--- Given records Enclosed Below ---
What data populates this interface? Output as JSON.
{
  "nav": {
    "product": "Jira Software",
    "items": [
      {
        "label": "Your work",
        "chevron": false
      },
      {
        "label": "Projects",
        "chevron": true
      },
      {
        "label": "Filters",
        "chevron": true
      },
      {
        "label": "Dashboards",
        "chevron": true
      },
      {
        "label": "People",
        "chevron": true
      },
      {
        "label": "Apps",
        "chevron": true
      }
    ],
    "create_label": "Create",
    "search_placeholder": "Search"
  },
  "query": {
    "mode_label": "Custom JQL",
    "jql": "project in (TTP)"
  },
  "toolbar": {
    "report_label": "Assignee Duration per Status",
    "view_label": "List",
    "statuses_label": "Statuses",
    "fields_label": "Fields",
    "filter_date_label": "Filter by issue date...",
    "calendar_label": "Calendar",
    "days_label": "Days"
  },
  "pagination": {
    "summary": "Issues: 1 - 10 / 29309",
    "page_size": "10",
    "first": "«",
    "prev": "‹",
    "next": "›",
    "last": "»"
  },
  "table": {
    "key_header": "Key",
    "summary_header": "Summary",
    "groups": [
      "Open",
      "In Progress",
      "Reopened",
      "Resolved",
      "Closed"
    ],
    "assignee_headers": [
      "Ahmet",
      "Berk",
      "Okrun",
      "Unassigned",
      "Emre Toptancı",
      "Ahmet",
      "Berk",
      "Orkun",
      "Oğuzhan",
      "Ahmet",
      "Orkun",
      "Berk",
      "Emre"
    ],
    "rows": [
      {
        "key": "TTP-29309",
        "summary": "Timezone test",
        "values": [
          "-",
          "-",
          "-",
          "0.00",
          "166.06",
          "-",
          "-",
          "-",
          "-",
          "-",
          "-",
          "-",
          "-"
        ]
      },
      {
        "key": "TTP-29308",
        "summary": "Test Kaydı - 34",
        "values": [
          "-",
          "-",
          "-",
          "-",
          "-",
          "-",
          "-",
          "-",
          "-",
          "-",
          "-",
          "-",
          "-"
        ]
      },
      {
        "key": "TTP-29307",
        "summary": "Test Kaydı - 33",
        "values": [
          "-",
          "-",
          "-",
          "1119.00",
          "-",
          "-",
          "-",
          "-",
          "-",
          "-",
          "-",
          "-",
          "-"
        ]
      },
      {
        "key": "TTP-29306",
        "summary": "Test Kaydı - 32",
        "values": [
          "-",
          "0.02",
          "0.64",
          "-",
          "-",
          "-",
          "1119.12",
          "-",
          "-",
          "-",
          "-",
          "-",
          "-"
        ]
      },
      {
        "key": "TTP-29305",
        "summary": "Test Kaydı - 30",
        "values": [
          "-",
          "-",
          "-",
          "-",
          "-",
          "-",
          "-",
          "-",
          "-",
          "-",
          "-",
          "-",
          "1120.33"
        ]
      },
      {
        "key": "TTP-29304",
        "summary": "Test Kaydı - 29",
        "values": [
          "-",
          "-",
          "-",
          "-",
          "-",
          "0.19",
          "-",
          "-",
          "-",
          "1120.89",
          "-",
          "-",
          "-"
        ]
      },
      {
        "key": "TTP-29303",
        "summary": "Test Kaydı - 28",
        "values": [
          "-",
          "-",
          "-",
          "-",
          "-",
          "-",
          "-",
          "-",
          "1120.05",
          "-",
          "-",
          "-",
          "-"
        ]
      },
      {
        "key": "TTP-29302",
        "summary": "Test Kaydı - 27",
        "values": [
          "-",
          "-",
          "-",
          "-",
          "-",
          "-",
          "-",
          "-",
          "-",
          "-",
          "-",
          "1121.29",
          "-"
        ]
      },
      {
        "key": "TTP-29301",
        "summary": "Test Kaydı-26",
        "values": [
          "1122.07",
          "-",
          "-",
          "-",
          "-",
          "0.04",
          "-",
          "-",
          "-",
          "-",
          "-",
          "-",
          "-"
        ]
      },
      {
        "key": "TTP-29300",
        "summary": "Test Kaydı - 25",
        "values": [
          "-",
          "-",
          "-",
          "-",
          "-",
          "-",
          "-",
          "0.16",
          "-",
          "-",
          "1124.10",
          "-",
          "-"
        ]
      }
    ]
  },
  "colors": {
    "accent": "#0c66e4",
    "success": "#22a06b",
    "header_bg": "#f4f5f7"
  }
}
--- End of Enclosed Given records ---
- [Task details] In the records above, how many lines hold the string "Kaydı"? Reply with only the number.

- [Answer to this exercise] 9